As a result yesterday the co2balance team represented by Lucas and I were in Nakuru, Wema ADP for the World Vision baseline training. This however came after some in advent delays. We trained 30 data collectors who will be involved in the data collection for the coming KS and KPT. The Baseline is now scheduled for next week. This is good news!
During the rigorous training we took the data collectors through the theory part of the surveys before doing various practical samples to ensure that they all understood the process for doing the surveys. The training included data collectors from both Wema and Mogotio; the ADP’s where the project will be implemented. This training allowed the data collectors to gain a greater understanding of the surveys and how they are carried out to meet the high standards required.
After the training we had to remind the Survey field teams that as they will be going into peoples’ homes, representing co2balance and World Vision they need to do so with respect and be aware that the households are helping by letting them into their homes. We also asked them to remember thanking all households for accepting to be part of the survey.
On 11th and 12th of February 2014 co2balance Kenya held a rigorous training in the Nairobi office then proceeded to the field in Aberdare’s one of co2balance project areas for practical’s. The training was attended by the three regional coordinators and myself; the newly recruited PDC in Kenya. Lloyd a UK based project manager who is in Kenya currently attended the training too while at the same time playing a key role of coordinating the whole training process.
The training couldn’t have come at a better time as it enabled me as a person and the rest of the team to visualize things that seemed vague initially and gain deeper understanding about the whole project cycle and other project nitty gritties. The training provided a rear opportunity for the trainees to gain a diversity of essential theoretical skills regarding various project monitoring surveys in terms of when and how they should be conducted, validation process, verification, how to create and effectively use GPS maps, carrying out a water boiling test and many more.
We further took time in the field in one of co2balance project areas and had very informative practical lessons where the trainees were given an opportunity to put theory into practise with the guidance of the trainers.
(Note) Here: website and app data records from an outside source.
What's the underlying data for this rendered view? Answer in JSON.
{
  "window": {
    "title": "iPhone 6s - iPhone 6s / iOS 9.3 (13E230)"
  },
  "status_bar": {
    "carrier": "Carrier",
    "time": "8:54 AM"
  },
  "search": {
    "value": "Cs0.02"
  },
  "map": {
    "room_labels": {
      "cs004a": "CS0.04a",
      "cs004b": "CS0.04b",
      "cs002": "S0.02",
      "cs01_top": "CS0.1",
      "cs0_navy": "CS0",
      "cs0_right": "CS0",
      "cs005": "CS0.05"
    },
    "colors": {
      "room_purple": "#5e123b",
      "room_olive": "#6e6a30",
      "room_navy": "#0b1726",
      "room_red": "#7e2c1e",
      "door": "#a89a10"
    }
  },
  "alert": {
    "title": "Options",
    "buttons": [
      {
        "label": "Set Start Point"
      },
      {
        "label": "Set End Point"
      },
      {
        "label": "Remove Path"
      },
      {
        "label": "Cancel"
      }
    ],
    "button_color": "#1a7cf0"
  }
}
In the field we were joined by some of the education community liaison officers (ECLO’s). Seeing members of the team shed tears and some with their handkerchiefs blowing their running noses they developed after the kitchen got “smoked” by the three stone stove was a lifetime experience. It was indeed a great learning experience working with the team in a small village kitchen carrying out a comparative WBT on both three stone and CZK stove.
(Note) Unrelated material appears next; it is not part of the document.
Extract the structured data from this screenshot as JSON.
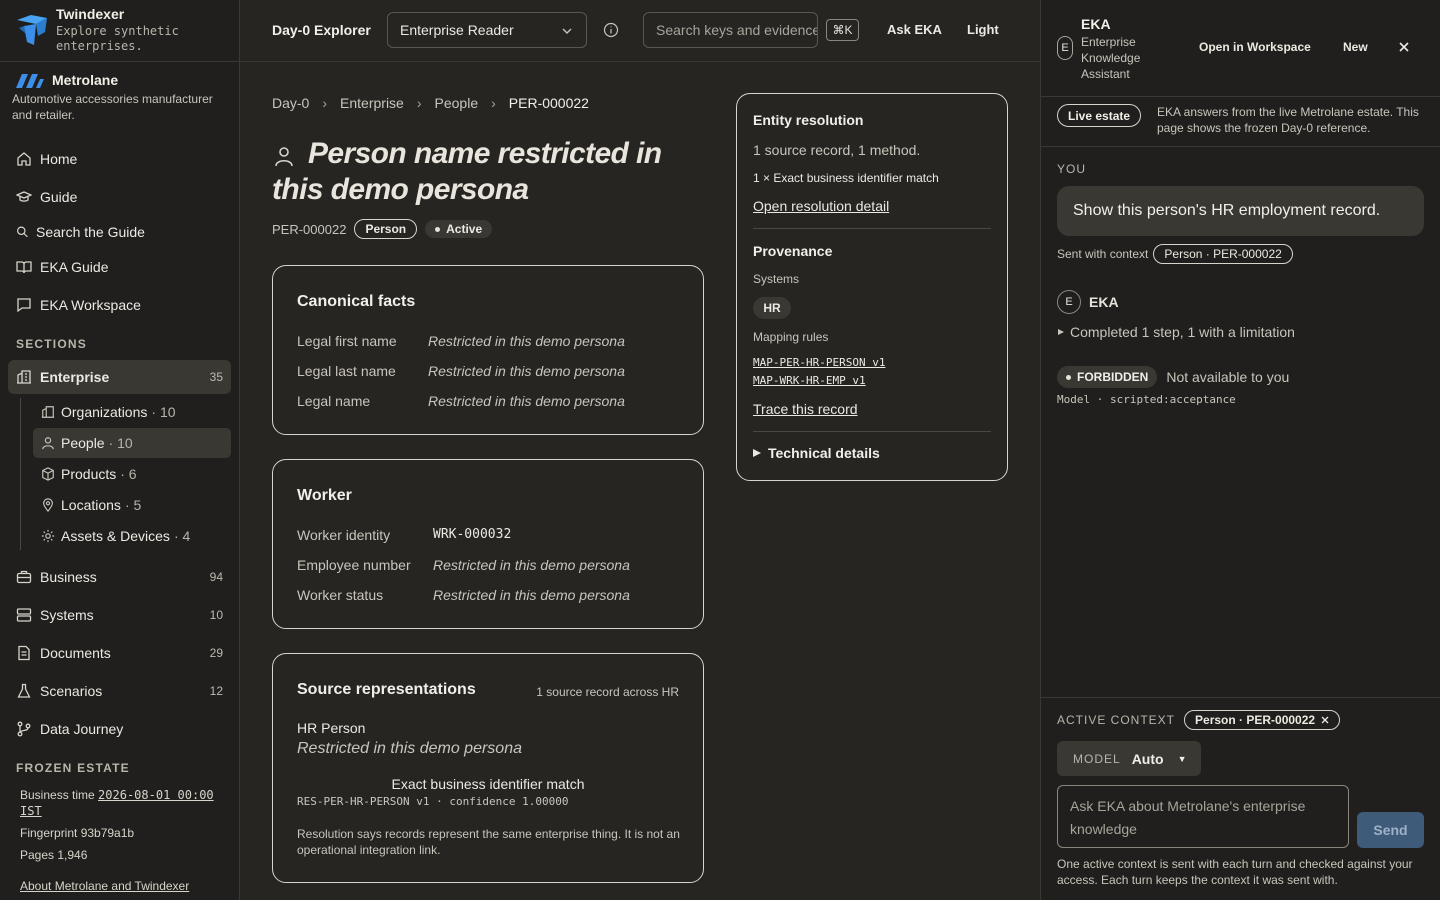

As away to measure impact of the training, trainees were asked to indicate their confidence in carrying out project tests and surveys and they all confirmed that their confidence had been increased. The regional coordinators and the ECLO’s who attended the training were tasked to go and train other staff on the project hence boost the technical knowhow of the whole Kenyan team in totality.
Good manners compel me on behalf of all trainees and the whole Kenyan team who will as a result benefit from this training thank the management of co2balance for having provided resources that were instrumental in facilitating this very important activity. Lloyd’s ability to coordinate the process remains commendable. I must also mention and thank the trainers (Jack and Teddy) too for their wonderful job.